AIM OF THE EXERCISE
Only the lines holding the string "graph" are needed; copy each of them from the data.

** GIVEN DATA follows **

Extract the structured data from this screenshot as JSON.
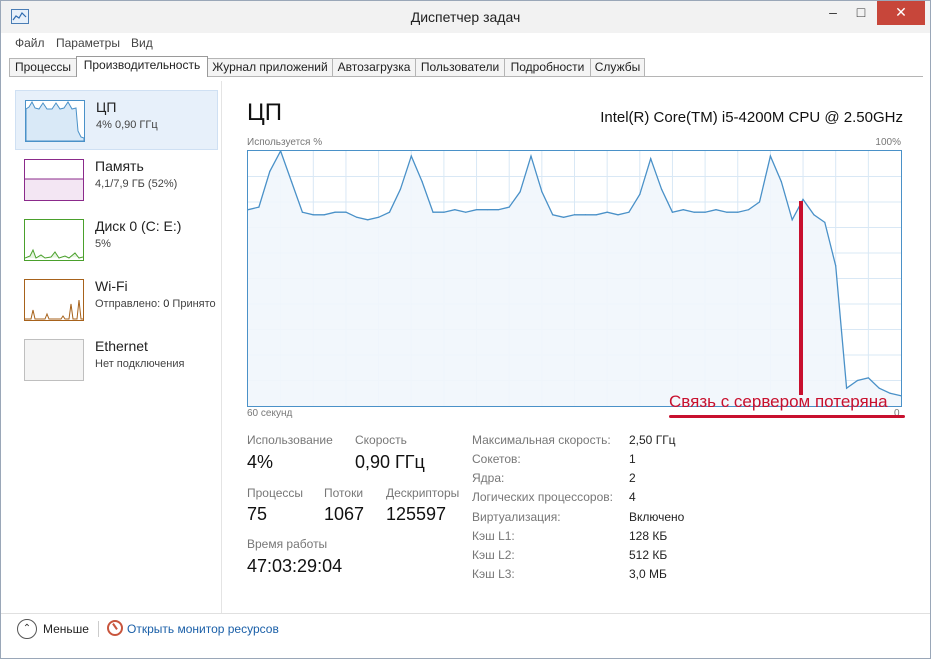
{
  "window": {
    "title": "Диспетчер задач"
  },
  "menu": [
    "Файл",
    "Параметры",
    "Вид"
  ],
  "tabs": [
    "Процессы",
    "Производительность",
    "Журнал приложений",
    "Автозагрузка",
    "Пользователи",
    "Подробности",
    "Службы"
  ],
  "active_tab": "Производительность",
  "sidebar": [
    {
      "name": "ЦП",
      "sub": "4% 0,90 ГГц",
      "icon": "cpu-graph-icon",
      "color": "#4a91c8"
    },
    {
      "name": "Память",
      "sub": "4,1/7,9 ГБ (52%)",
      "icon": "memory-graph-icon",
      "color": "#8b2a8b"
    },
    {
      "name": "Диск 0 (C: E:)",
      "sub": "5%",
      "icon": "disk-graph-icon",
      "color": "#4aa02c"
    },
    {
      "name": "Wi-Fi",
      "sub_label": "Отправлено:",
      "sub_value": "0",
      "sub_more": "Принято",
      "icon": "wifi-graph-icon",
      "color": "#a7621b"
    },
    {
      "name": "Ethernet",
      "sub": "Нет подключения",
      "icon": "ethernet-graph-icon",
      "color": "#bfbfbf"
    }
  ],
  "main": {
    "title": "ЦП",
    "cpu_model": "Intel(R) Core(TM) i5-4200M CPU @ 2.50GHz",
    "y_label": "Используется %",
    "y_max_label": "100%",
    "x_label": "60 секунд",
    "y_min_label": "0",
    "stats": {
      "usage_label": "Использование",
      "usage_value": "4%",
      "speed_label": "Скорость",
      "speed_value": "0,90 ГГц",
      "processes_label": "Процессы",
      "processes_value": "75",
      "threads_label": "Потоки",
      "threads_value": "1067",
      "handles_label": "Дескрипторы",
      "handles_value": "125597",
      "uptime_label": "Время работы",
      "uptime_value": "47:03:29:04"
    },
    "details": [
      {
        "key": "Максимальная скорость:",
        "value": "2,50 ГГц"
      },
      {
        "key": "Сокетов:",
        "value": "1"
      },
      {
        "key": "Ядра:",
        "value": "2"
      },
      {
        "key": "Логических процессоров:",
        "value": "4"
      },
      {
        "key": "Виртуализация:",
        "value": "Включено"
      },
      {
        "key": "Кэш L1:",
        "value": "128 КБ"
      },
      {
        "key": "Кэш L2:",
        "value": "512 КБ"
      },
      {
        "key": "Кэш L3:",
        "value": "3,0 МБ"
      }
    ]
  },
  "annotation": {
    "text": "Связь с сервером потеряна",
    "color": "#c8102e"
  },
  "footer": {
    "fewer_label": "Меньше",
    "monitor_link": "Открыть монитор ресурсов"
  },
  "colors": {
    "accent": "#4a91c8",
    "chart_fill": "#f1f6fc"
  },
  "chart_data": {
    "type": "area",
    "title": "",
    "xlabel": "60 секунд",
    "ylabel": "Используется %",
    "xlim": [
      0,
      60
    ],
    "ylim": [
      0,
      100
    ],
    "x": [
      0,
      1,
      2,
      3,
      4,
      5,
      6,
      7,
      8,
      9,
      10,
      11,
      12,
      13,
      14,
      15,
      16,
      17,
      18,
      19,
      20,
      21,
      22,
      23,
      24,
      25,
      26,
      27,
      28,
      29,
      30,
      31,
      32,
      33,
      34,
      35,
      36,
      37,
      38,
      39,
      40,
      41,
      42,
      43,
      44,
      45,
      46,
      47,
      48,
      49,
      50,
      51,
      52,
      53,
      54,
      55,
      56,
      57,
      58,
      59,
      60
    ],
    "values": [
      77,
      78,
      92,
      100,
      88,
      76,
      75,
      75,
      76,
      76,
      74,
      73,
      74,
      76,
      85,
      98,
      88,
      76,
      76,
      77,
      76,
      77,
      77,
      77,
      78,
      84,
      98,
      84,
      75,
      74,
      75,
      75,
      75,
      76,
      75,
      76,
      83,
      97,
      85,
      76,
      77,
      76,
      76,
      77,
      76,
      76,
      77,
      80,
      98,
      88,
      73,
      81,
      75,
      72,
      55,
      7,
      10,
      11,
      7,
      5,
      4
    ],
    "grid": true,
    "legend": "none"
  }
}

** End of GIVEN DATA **

RESULT OF THIS TASK
      "icon": "cpu-graph-icon",
      "icon": "memory-graph-icon",
      "icon": "disk-graph-icon",
      "icon": "wifi-graph-icon",
      "icon": "ethernet-graph-icon",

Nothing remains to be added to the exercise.